Before departure for North Atlantic crossing we were very busy and we didn't have internet access all the time, so there are many photos that didn't get the chance to be published on the blog. So here they are ... and the story that goes with them.
Our journey across North Atlantic actually started in Ponte a Pitre in Guadeloupe. Tadej joined us there on Friday, 10th of May. We did most of the provisioning right that evening. It was so much easier to buy food for only 3 people than for 5 like for our first Atlantic passage. And I already had experience from our first crossing in 2011. I won't go into details here, I plan on writing a dedicated post on the food topic. Lets just say that we still had to drive to supermarket twice with rental car to bring back all the stuff.
On Saturday we did some boat project, most important being the installation of short wave radio and antenna that Tadej brought with him.
In the afternoon we sailed to Le Saintes and we anchored behind Paine de sucre. Next morning, while guys were busy with boat electronics, I went snorkeling. There were so many great things to see but I was sad at the same time, knowing it is my last snorkeling here for quite some time.
This Conch looks like it has a human face.
Flying Gurnards in their prettiest colors
And the Club Hydromedusa, my best find this day
In the afternoon we lifted the anchor from anchorage at Paine de sucre ...
... and sailed to SW point of Guadeloupe ....
... and then along West coast up to Deshaies. Next morning boys went to buy some fresh baguettes and to do the checking out and afterwards it was time to do some boat preparations. Boys used scuba gear to clean the boat. It is really important to have a clean boat, on a long stretch it makes a lot of difference in how fast and smooth the sailing is and also how long you have to be at sea. This is Tomaz working on the prop...
... and Tadej on the kiel.
Before leaving Deshaies we were boarded by French customs officers again (for the second time this year), and while they were friendly and polite, it delayed our departure to Antigua for another half an hour. But we had fast and nice sailing and we arrived in Antigua before dark. We anchored in Jolly Harbour and on Tuesday we did a check-in, topped up the fuel and did some more food shopping. And rum shopping.

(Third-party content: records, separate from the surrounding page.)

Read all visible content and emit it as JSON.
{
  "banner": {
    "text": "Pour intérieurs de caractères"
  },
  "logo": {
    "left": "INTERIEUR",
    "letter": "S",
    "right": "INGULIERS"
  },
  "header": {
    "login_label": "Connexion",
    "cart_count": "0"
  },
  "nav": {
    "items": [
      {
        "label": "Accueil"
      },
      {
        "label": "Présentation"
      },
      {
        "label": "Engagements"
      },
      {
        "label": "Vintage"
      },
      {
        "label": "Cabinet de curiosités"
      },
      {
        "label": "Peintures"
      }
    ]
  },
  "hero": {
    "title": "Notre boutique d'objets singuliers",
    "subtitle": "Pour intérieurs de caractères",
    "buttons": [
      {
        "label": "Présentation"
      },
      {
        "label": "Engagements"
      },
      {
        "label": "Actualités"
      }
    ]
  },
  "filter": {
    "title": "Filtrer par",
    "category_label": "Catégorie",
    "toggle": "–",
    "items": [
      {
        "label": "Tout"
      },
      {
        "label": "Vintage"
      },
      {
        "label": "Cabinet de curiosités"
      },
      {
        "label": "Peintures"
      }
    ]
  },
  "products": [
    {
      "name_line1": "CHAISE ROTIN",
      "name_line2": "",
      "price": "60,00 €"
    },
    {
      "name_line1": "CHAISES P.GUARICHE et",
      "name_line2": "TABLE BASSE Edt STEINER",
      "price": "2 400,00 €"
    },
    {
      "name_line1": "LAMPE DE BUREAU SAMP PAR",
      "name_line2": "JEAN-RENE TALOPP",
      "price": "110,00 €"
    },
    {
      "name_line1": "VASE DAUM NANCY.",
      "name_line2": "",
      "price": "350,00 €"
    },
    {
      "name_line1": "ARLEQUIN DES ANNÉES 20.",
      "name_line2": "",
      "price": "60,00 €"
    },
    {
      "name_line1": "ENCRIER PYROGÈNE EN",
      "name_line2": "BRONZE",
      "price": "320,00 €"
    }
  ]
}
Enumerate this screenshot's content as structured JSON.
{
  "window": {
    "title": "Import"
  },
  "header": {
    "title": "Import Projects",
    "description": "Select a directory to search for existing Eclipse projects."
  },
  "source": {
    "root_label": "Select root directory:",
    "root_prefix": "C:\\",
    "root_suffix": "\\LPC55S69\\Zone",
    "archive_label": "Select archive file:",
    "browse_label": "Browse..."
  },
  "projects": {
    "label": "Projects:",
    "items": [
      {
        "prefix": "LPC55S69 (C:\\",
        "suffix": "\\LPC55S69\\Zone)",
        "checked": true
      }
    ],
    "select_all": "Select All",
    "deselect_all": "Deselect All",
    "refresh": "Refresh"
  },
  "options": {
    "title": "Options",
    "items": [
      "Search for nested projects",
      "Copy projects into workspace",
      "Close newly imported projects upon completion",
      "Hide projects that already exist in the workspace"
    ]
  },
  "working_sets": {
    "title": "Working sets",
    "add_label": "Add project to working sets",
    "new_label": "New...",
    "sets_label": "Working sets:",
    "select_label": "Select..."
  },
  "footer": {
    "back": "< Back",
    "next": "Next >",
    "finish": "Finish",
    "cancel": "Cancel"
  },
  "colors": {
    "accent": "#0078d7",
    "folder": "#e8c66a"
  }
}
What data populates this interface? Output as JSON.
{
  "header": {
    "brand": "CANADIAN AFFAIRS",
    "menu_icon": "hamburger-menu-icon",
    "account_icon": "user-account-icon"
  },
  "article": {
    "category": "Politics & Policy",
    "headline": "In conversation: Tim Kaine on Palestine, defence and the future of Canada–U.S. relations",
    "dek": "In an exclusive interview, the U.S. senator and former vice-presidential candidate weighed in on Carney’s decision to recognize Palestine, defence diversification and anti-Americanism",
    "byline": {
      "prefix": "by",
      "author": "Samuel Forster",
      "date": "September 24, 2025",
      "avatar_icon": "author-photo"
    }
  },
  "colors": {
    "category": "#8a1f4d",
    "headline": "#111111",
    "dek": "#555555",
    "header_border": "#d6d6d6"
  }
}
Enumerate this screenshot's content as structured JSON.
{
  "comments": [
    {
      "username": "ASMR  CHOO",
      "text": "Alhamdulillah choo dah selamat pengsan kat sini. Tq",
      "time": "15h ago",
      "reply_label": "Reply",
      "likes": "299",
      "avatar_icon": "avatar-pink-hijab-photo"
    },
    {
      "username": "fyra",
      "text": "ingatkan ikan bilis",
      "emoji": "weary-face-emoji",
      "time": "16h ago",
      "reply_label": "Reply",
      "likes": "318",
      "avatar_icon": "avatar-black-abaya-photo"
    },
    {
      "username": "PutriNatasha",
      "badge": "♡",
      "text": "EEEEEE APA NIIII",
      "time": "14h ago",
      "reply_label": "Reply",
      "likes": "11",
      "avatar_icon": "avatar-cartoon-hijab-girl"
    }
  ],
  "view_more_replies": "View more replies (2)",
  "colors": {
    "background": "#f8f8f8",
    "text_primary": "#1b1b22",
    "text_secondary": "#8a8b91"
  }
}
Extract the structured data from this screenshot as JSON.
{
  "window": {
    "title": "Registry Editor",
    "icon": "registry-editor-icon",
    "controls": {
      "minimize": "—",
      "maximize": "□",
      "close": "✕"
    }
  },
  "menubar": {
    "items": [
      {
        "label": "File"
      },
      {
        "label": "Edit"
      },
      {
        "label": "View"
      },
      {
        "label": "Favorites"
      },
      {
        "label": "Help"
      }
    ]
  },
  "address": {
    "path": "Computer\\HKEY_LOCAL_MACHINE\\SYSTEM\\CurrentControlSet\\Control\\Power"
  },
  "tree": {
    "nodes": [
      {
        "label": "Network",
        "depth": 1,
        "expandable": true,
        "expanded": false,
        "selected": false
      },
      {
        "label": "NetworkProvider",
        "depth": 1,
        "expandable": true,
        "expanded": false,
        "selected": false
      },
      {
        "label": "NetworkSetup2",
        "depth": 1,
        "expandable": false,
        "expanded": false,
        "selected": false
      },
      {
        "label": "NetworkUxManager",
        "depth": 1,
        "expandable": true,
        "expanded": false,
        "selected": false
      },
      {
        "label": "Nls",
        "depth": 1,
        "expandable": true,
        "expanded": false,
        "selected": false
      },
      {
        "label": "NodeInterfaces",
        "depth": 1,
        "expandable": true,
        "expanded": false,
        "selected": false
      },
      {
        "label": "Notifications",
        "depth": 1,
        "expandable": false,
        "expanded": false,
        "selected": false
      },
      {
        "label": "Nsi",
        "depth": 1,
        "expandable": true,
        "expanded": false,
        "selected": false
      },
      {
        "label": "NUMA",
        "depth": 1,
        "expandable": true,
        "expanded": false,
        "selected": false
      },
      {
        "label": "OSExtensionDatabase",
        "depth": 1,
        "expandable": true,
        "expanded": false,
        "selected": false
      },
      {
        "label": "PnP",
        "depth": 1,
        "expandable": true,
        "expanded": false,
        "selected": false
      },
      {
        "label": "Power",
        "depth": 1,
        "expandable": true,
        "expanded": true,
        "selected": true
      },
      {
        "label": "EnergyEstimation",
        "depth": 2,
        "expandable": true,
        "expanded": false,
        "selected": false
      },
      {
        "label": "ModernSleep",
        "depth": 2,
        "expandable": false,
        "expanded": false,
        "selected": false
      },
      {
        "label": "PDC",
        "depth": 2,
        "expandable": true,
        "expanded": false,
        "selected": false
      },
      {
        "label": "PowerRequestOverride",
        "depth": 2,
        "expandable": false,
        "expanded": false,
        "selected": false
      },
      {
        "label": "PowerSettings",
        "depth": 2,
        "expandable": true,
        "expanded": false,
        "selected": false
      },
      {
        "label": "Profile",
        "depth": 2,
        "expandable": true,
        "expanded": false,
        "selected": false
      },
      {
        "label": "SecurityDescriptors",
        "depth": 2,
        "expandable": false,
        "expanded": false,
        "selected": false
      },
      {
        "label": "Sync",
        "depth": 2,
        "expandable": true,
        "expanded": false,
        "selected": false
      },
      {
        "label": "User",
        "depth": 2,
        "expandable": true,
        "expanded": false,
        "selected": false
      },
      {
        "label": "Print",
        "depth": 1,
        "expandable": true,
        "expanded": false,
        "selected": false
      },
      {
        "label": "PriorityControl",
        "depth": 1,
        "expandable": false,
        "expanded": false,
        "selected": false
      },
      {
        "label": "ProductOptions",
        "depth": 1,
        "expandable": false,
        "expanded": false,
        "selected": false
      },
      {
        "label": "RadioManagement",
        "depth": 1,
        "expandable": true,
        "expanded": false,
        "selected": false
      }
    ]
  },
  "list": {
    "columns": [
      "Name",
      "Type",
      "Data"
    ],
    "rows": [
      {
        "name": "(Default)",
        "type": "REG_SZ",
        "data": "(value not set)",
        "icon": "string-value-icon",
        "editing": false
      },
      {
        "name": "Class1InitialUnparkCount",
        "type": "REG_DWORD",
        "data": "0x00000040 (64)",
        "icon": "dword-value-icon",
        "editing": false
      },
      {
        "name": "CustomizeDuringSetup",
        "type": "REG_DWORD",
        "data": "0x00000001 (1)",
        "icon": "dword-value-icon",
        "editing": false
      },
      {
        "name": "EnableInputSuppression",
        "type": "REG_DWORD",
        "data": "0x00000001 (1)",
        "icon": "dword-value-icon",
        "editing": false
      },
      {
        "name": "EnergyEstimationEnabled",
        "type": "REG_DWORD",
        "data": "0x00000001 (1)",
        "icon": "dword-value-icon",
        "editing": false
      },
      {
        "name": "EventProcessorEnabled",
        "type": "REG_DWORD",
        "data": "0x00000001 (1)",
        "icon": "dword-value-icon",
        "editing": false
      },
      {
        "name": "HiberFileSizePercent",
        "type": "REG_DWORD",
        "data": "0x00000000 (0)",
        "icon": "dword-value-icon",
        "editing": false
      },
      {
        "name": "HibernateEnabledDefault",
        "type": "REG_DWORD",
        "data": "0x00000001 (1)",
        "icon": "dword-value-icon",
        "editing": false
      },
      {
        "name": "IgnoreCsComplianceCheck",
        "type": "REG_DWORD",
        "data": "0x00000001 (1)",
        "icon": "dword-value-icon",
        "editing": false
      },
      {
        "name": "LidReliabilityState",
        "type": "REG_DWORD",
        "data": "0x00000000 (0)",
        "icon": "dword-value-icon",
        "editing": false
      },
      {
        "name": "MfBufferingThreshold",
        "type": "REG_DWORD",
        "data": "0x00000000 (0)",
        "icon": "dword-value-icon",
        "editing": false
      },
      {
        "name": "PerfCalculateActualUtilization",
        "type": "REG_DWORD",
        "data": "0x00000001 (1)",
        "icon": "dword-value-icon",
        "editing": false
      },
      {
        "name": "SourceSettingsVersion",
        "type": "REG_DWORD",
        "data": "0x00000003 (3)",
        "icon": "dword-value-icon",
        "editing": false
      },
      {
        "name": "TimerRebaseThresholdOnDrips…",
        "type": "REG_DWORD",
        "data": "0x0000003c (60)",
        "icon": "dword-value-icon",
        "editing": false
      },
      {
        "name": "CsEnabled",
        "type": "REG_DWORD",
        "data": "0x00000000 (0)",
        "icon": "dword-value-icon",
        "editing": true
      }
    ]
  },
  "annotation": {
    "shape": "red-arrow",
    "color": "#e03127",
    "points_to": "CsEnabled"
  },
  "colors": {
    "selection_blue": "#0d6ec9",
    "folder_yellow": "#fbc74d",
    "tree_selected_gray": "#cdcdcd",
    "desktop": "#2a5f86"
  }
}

Tadej climbed up on the mast to check the halyards and the rigging.
In the afternoon it was enough time for some fun and Tadej tested our sailing dinghy.
In the late afternoon there was the smell of fuel in the boat. After checking the bilge and the tanks we realized that a fuel tank lid broke and fuel started leaking. We spent the evening cleaning the boat and repairing the lid. It was unnecessary affair, but this is the way it is on the boat, things just appear from nowhere. In the morning we finished the cleaning and repairs and shortly before noon we finally sailed off to Barbuda.
We sailed pass the Five Islands and I picked the island that I'm going to buy when I win the lottery. It is this one, it is the perfect size, it has a sand beach, some nice rocks, some plants, and it sits in the most beautifully colored water.
On our way to Barbuda we caught a Little Tunny...
... and a Cero. Finally our fishing luck was changing!
Barbuda has the same "wow" effect on me like the first time we came here. I was so happy that I managed to convince captain that we make a stop here, he actually wanted to sail towards Azores straight from Antigua.
We had a nice afternoon, we tried to pick some coco nuts on the shore, but there were none, all were picked. Pity, we would like to have some for the passage. After a good meal of burritos and salsa and couple of beers we had a quiet and peaceful night, the last one on anchor for quite some time.
Next morning we went snorkeling. I managed to make some photos of my beloved Tunicates.
There were some pretty Hydroids too.
Tunicates look so delicate, like some sort of glass ornaments.
They "grow" in different places, on rocks, on Gorgonians, or like here on Fire Coral.
The landscape under water looks nice, but for good visibility in Barbuda there has to be absolutely no northerly swell, otherwise there's too much sand mixed in the water.
This is Nassau Grouper with the distinct square pattern on the head.
There were pretty little fishes under our boat. Surely you can see, how perfectly clean the boat is.
We had a good lunch - both fish that we caught the day before, and afterwards we had a swim. And then it was time to lift the anchor and set the course towards Azores.